*Supplied data:*
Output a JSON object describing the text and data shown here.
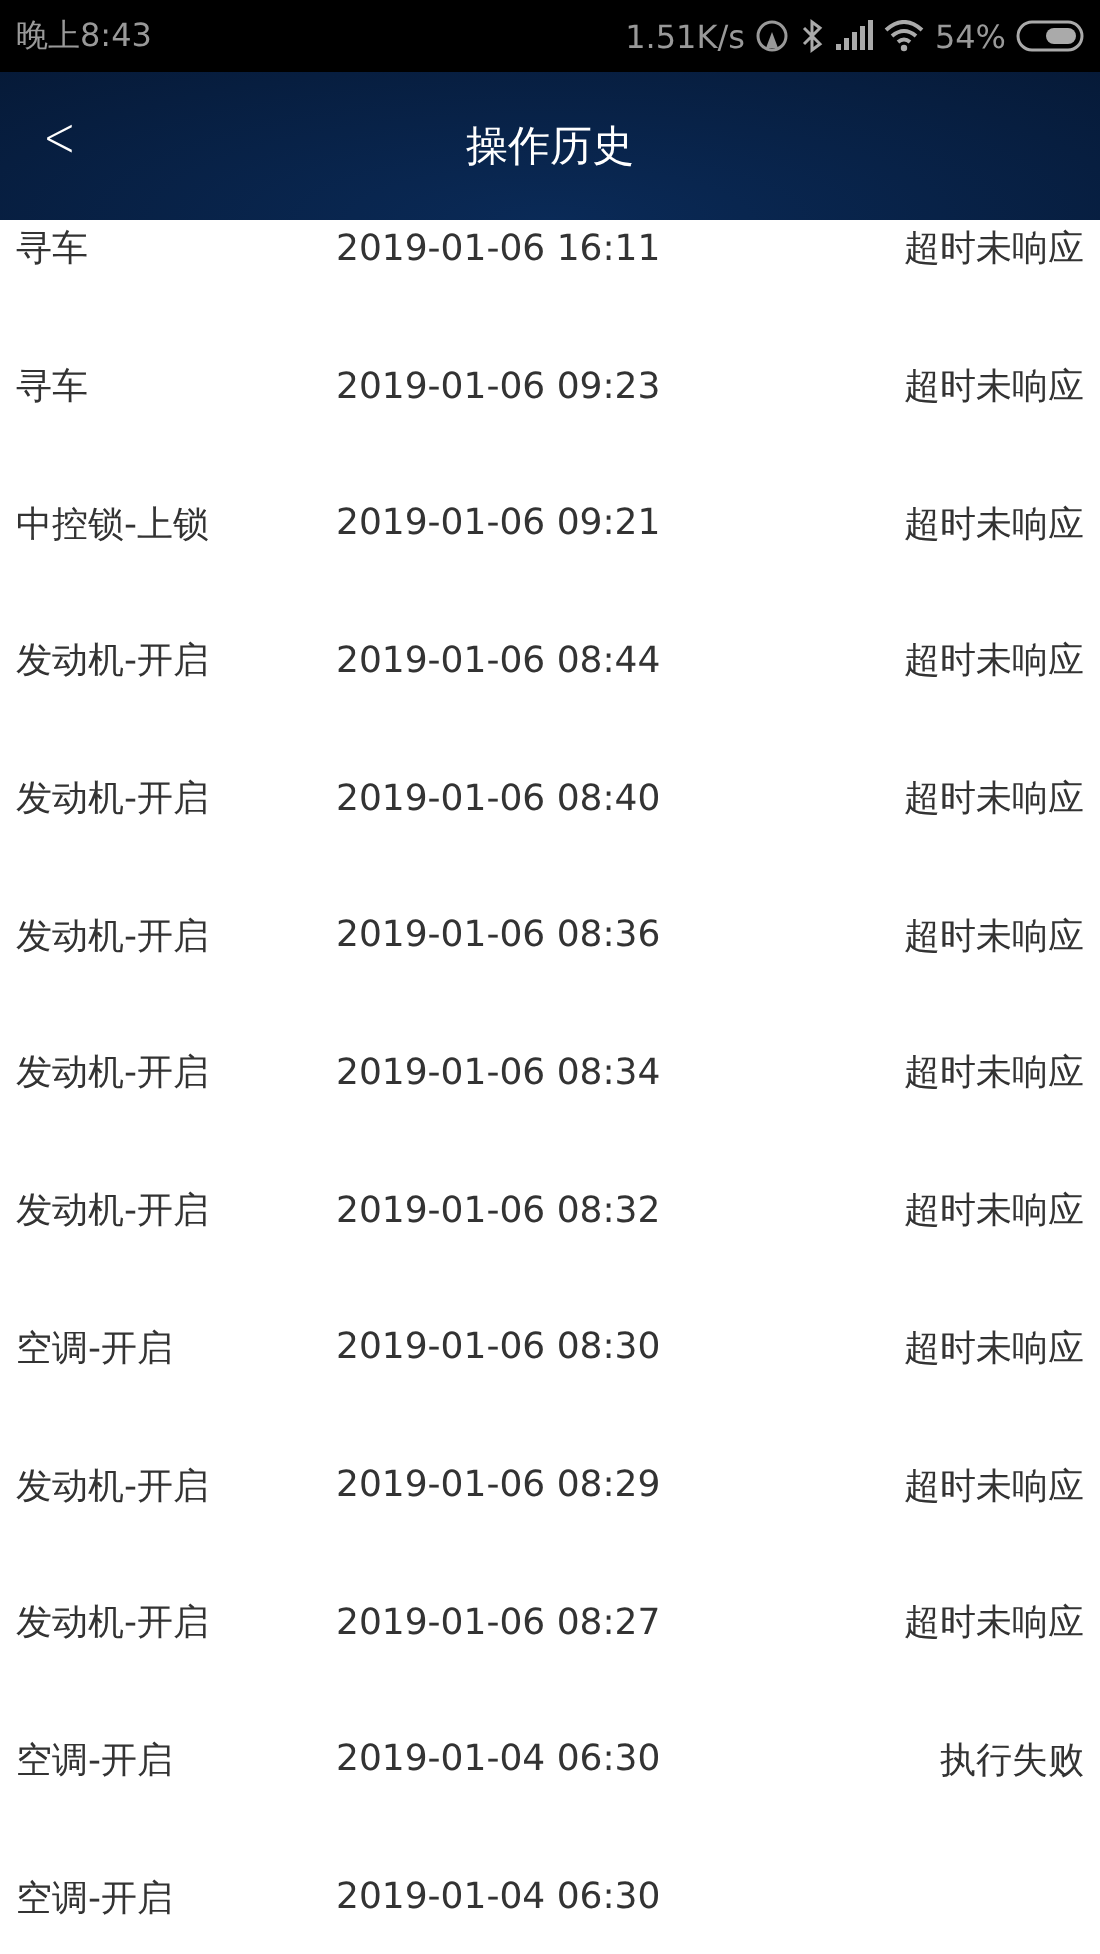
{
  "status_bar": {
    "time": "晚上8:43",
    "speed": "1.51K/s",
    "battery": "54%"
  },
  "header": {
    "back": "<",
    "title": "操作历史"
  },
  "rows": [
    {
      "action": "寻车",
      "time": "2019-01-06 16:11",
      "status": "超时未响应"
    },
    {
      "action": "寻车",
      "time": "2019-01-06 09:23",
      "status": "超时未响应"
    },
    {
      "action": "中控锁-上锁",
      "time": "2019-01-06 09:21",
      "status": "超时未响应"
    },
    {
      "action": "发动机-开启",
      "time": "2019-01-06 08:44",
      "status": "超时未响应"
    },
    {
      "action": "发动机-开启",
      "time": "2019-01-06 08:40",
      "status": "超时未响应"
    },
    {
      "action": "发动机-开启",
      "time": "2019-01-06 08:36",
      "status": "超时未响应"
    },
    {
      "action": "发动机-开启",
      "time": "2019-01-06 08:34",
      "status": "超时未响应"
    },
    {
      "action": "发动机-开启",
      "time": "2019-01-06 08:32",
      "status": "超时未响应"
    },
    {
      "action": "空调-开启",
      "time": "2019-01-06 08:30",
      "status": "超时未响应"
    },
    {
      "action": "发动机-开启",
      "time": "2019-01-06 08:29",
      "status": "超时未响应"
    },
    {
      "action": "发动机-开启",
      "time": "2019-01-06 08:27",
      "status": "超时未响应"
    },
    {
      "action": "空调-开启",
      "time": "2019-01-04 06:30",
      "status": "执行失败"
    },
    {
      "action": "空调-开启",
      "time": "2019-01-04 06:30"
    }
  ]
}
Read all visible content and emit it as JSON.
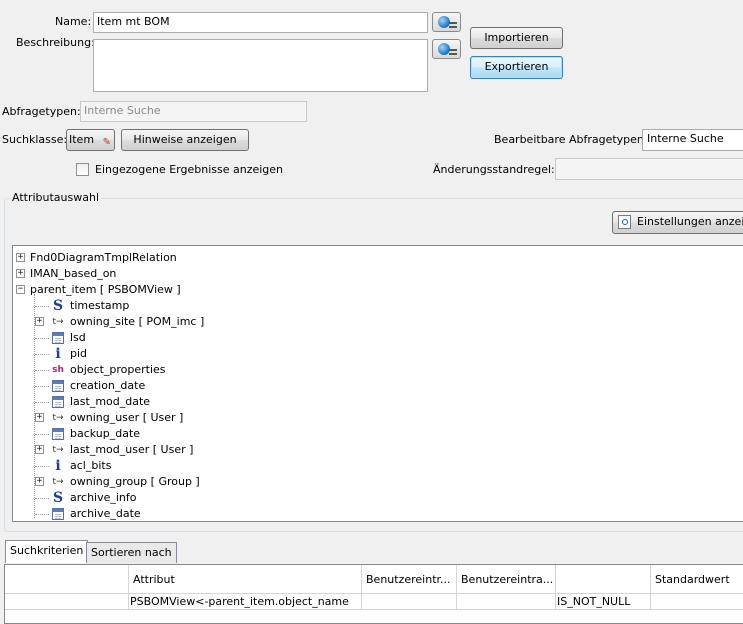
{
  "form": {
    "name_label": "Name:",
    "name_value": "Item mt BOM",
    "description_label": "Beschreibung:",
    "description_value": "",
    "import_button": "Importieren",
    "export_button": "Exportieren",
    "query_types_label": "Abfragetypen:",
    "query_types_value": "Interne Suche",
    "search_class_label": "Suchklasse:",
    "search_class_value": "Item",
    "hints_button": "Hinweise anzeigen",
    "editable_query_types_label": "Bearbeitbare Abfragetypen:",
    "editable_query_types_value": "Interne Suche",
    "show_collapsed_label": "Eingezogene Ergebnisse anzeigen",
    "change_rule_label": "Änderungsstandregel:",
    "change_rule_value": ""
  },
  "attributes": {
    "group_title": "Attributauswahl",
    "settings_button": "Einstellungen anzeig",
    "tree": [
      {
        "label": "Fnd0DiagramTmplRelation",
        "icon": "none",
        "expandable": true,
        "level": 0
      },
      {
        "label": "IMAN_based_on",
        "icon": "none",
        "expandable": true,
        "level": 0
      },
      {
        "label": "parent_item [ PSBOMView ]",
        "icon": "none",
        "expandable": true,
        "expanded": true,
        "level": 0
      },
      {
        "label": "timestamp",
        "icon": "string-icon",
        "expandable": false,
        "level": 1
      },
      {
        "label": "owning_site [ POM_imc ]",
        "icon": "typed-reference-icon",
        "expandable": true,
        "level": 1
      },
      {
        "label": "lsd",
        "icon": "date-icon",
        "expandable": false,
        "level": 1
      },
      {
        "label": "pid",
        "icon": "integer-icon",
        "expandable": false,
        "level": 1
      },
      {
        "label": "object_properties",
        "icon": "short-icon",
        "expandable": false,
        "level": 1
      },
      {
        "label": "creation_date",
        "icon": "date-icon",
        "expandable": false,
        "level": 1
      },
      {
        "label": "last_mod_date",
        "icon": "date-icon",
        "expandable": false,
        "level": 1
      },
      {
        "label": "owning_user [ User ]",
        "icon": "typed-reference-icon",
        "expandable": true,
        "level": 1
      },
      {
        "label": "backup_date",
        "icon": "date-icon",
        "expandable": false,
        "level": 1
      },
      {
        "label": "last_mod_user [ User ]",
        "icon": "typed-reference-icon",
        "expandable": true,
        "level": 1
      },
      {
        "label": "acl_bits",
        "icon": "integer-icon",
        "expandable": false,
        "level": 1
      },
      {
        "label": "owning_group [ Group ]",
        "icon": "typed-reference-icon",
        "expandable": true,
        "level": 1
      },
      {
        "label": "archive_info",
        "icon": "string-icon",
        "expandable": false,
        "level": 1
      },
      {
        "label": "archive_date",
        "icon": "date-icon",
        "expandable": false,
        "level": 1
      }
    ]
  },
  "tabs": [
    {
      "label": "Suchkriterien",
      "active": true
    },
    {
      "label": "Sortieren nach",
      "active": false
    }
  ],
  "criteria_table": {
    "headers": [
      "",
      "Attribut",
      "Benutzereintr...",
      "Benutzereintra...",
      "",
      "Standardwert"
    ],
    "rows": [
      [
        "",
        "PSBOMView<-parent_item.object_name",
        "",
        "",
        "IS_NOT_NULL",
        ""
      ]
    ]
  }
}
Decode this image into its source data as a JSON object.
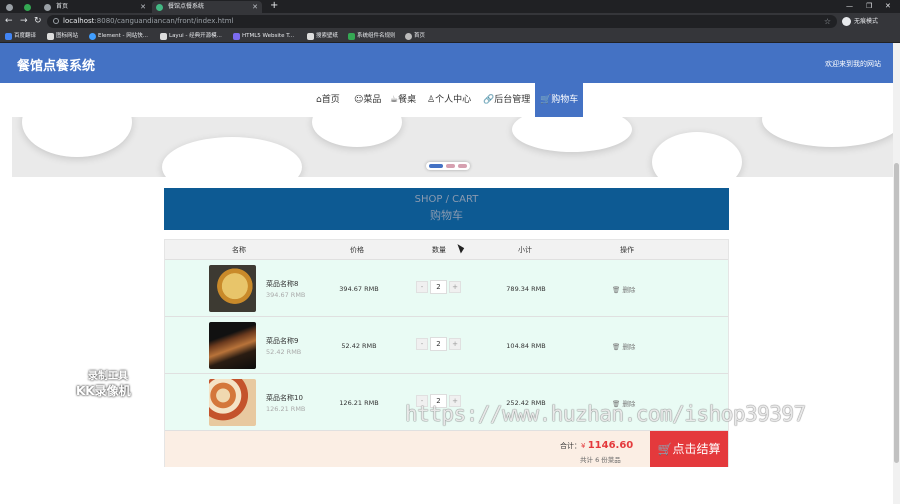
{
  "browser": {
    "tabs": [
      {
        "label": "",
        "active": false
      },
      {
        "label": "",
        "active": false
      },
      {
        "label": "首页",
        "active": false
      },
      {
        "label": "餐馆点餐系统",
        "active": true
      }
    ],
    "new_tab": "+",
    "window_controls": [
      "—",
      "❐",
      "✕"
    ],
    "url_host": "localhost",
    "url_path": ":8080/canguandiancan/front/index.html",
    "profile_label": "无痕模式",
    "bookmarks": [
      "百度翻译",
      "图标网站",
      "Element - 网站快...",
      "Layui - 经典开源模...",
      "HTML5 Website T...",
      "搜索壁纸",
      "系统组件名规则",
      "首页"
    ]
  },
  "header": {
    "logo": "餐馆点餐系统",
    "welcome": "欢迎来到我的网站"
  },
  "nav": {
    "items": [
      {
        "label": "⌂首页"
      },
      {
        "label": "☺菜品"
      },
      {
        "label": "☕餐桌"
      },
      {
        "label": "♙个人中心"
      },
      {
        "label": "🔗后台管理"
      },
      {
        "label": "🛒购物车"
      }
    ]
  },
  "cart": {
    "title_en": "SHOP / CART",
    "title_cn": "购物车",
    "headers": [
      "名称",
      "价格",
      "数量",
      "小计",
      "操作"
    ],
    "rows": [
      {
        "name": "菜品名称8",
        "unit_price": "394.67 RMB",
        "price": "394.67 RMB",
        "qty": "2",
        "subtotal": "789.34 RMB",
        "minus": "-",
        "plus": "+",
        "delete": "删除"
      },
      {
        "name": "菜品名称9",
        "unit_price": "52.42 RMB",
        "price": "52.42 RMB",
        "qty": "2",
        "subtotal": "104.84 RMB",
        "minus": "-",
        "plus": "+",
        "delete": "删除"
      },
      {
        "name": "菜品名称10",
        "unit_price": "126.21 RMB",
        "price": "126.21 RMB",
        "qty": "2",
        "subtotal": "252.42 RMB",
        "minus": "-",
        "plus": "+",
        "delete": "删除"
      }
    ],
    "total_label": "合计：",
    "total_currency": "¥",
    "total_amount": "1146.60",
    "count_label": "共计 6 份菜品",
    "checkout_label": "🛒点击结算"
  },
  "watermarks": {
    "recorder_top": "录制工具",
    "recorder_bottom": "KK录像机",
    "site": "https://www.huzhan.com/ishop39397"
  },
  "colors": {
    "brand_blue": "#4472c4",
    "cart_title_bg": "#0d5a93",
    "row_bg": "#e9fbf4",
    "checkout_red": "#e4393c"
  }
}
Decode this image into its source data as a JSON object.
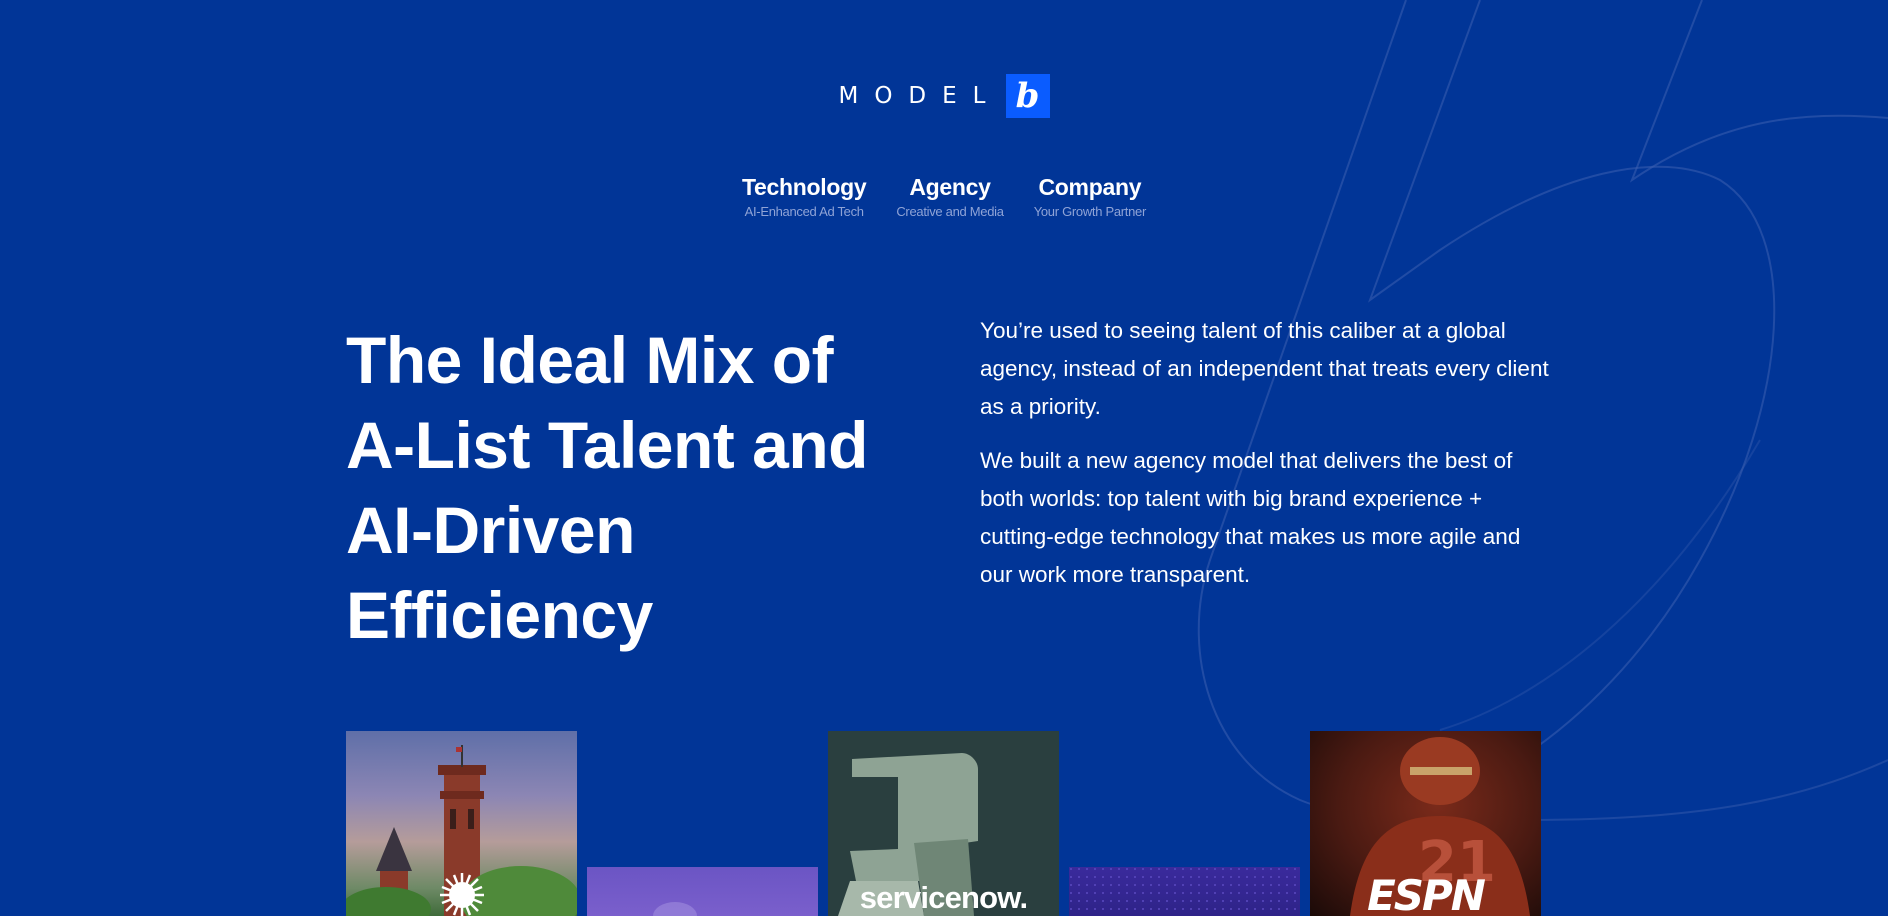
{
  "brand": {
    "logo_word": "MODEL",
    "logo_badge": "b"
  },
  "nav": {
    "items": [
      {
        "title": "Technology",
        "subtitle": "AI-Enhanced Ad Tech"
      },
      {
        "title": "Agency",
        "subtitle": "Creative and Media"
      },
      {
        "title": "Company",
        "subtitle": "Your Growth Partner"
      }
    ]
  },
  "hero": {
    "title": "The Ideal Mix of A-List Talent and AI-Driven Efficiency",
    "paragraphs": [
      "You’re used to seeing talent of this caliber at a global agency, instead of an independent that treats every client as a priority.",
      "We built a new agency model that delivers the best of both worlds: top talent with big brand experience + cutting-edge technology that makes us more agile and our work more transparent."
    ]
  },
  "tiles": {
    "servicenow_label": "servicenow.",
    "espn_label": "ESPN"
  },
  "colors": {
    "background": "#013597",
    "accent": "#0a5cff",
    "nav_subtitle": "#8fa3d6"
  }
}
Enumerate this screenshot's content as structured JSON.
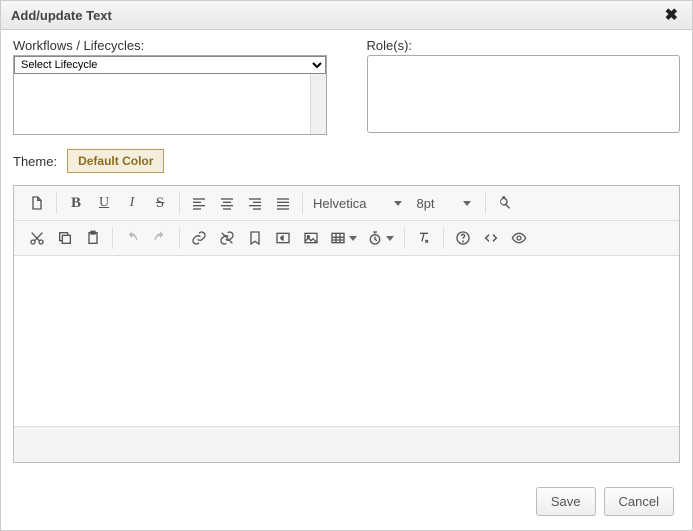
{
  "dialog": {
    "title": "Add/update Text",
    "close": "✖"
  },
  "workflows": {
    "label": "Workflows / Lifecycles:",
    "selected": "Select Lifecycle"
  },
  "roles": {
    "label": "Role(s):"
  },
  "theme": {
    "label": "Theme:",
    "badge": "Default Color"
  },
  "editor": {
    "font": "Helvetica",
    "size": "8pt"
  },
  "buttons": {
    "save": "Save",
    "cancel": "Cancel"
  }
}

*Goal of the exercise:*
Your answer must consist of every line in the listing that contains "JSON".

*Written solution:*
Output a JSON object describing the text and data shown here.
Read all visible content and emit it as JSON.
Decode this image into its source data as a JSON object.
Decode this image into its source data as a JSON object.
Enumerate this screenshot's content as structured JSON.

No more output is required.